### WHAT YOU HAVE TO DO
From the entries, return every line where the string "value" shows up.

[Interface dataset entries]
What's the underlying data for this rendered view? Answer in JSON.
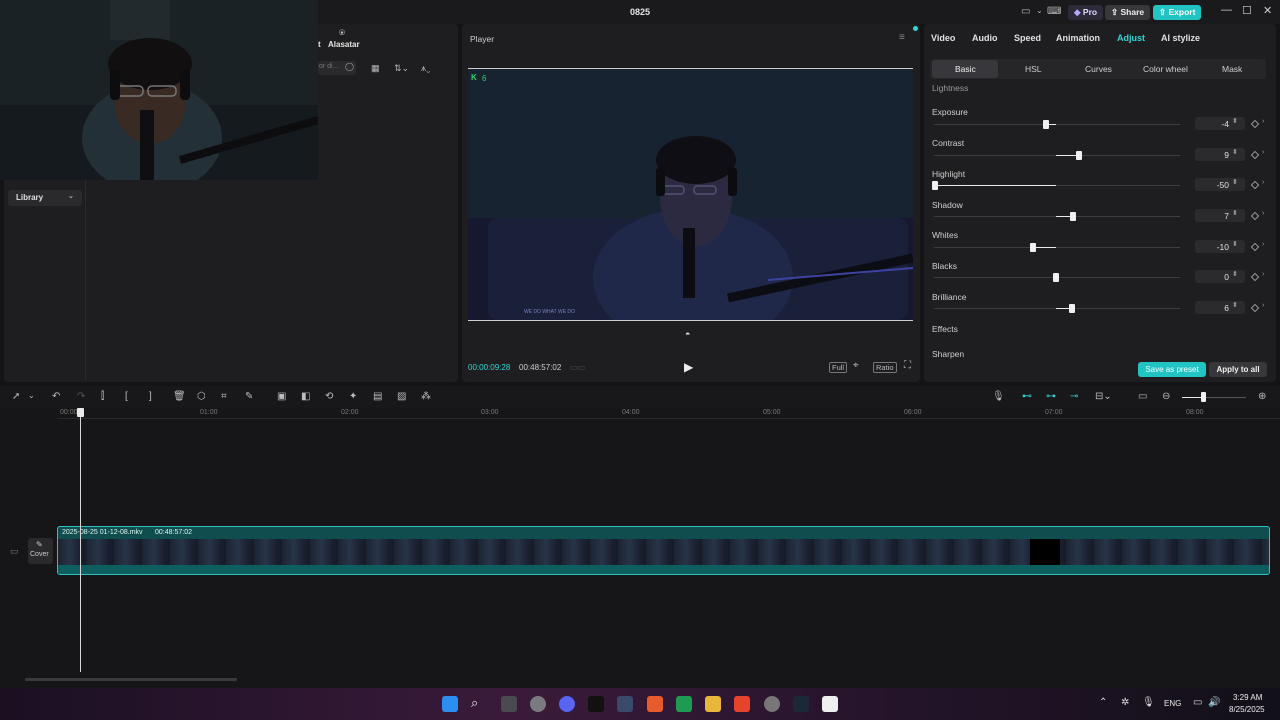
{
  "window": {
    "title": "0825",
    "pro_label": "Pro",
    "share_label": "Share",
    "export_label": "Export"
  },
  "media": {
    "tab_label": "Alasatar",
    "search_placeholder": "or di...",
    "library_label": "Library",
    "partial_tab": "t"
  },
  "player": {
    "title": "Player",
    "marker_count": "6",
    "current_time": "00:00:09:28",
    "total_time": "00:48:57:02",
    "full_label": "Full",
    "ratio_label": "Ratio",
    "watermark_text": "WE DO WHAT WE DO"
  },
  "adjust": {
    "tabs": [
      "Video",
      "Audio",
      "Speed",
      "Animation",
      "Adjust",
      "AI stylize"
    ],
    "active_tab": "Adjust",
    "subtabs": [
      "Basic",
      "HSL",
      "Curves",
      "Color wheel",
      "Mask"
    ],
    "active_subtab": "Basic",
    "section_lightness": "Lightness",
    "params": [
      {
        "label": "Exposure",
        "value": "-4"
      },
      {
        "label": "Contrast",
        "value": "9"
      },
      {
        "label": "Highlight",
        "value": "-50"
      },
      {
        "label": "Shadow",
        "value": "7"
      },
      {
        "label": "Whites",
        "value": "-10"
      },
      {
        "label": "Blacks",
        "value": "0"
      },
      {
        "label": "Brilliance",
        "value": "6"
      }
    ],
    "section_effects": "Effects",
    "sharpen_label": "Sharpen",
    "save_preset_label": "Save as preset",
    "apply_all_label": "Apply to all"
  },
  "timeline": {
    "ruler": [
      "00:00",
      "01:00",
      "02:00",
      "03:00",
      "04:00",
      "05:00",
      "06:00",
      "07:00",
      "08:00"
    ],
    "clip_name": "2025-08-25 01-12-08.mkv",
    "clip_duration": "00:48:57:02",
    "cover_label": "Cover"
  },
  "taskbar": {
    "lang": "ENG",
    "time": "3:29 AM",
    "date": "8/25/2025"
  },
  "colors": {
    "accent": "#2fd6d6",
    "export_bg": "#22c3c3",
    "pro_bg": "#2d2a3a",
    "clip_bg": "#0f4d4f"
  }
}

### SOLUTION TO THIS TASK
        "value": "-4"
        "value": "9"
        "value": "-50"
        "value": "7"
        "value": "-10"
        "value": "0"
        "value": "6"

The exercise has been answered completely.